Without an X-ray or any diagnostic tests, the vet was fairly certain she had congestive heart failure or pneumonia or both. Her chances of surviving any sort of treatment were grim, he said. About 10 percent. We decided to euthanize her.
The night before Uma died, Esme asked if we could buy her a puppy pop from The Dairy Godmother. She hadn't eaten in days and even standing left her breathless, but goddam if she didn't stand to eat that entire pop. Every last bit of it. I take great solace in that and I think Esme feels proud that she could comfort Uma in her final hours.
Heartbreak is one thing but watching your child suffer a loss is crushing. "I don't want her to die," Esme said as she wept and I ran my fingers through her hair.
"Flowers come back after they die, why can't Uma?" Tobias wondered.
Desmond asked immediately for a new dog. Josephine surprised me. She didn't say much of anything.
When Uma was a pup, we took her for long romps off leash in the woods near our house. There was a creek there that she loved to race through. In June, about the time she would have celebrated her 13th birthday, we'll return to Raleigh and spread her ashes in the forest, near a bend in the path that she especially loved. It was Kent's idea and I think it's a beautiful gesture.
"Did you know I once tried to give her away?" I asked him today when the kids were gone and the house quiet. If Uma had been there, she would have pushed her nose onto our bed or sat curled beside it. I confided that shortly after we moved to Virginia and the twins were still small and I felt I was drowning, I called a dear friend back in Raleigh.
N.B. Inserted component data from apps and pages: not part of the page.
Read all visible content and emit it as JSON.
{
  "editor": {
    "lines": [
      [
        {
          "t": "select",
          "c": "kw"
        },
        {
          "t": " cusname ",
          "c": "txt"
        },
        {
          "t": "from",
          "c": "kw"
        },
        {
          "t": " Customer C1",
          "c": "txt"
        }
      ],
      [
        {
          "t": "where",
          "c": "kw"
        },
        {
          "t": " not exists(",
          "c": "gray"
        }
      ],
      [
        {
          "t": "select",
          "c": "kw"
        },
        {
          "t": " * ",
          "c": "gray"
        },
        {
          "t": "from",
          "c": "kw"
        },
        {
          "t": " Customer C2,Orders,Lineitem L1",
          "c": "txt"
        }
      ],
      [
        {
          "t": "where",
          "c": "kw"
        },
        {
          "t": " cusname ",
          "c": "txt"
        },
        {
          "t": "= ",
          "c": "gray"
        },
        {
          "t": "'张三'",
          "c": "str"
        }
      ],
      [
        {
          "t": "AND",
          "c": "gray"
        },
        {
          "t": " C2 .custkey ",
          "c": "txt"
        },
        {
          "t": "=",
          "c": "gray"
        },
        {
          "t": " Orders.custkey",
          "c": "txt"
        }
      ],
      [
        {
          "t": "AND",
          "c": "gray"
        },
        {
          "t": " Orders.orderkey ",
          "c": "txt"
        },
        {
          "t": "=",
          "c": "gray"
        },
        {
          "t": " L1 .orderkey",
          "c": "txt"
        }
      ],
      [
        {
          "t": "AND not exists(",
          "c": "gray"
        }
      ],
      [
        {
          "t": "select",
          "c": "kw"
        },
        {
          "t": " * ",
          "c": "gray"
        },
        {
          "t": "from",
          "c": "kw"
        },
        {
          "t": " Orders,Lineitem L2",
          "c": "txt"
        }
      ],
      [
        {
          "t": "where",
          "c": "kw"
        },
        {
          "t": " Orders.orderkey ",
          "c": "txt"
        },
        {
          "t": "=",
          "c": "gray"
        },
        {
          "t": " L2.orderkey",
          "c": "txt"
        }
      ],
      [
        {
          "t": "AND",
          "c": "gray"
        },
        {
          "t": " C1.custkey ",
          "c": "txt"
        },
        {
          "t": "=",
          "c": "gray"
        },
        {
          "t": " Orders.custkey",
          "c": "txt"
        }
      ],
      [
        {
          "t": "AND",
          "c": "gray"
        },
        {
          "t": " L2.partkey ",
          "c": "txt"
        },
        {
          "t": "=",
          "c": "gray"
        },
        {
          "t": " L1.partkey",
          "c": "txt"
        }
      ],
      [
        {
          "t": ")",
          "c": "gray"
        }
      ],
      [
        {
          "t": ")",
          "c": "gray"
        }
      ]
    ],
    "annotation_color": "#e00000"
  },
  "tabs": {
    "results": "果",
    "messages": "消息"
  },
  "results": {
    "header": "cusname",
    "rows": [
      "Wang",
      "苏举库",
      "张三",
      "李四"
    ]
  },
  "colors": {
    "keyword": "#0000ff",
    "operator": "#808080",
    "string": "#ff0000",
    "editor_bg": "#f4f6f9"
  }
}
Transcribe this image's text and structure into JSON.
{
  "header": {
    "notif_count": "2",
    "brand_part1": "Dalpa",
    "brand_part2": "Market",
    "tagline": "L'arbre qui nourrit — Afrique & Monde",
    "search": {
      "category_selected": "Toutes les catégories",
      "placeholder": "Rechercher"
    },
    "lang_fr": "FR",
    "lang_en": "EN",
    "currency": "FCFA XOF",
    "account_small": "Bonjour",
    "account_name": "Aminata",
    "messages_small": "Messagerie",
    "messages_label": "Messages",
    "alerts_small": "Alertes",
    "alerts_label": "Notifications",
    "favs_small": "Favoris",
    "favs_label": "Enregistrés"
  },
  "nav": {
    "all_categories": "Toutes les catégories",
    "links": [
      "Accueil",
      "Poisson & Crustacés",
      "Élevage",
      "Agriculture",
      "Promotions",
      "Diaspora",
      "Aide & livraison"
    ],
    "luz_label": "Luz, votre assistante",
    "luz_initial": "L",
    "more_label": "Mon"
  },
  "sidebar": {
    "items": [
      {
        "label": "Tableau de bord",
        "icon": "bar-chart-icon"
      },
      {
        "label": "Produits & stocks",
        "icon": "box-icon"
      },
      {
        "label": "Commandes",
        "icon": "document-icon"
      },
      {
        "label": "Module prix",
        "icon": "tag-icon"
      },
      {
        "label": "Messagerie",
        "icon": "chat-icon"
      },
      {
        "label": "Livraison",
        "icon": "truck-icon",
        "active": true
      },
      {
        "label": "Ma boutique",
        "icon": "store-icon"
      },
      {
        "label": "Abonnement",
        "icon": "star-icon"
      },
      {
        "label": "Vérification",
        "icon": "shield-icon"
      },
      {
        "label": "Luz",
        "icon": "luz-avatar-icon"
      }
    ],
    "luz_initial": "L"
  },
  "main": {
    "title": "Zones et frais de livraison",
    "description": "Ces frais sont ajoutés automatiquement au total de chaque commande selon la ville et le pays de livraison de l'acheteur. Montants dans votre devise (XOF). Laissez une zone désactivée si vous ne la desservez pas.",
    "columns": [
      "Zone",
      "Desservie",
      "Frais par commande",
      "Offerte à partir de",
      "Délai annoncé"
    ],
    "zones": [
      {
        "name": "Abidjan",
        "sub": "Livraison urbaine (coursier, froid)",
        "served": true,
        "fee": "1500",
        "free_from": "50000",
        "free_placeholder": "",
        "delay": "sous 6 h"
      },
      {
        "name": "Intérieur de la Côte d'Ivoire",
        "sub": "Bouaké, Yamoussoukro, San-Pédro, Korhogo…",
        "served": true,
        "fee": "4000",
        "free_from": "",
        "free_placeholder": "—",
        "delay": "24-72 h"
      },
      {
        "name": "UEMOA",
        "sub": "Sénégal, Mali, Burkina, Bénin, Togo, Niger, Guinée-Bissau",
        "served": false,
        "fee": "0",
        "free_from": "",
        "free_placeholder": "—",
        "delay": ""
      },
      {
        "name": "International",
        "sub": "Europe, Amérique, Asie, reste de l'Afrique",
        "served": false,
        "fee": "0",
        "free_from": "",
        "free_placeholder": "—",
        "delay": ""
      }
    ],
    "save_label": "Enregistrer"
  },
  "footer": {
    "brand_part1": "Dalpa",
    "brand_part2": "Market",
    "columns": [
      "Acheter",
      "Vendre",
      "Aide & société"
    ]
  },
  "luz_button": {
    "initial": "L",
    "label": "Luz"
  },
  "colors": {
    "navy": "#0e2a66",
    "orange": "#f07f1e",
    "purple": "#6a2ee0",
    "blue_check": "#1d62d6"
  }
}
The way I remember it, I could barely talk for the sobbing and I wondered what she thought of helping me find someone to care for Uma. I felt like I was doing Uma wrong, neglecting her in my inadequate attempts to care for three small ones, myself, a husband, a dying brother.
My friend talked me off the cliff and Uma stayed. I still feel guilt for loving her so completely then making her split that love by people who came first.
After lunch, I rifled through hundreds of old photos. So many moments I forgot. So much joy we were lucky to know.
This is the last photo we have of Uma, taken the day before she died. She was beloved and adored until the end.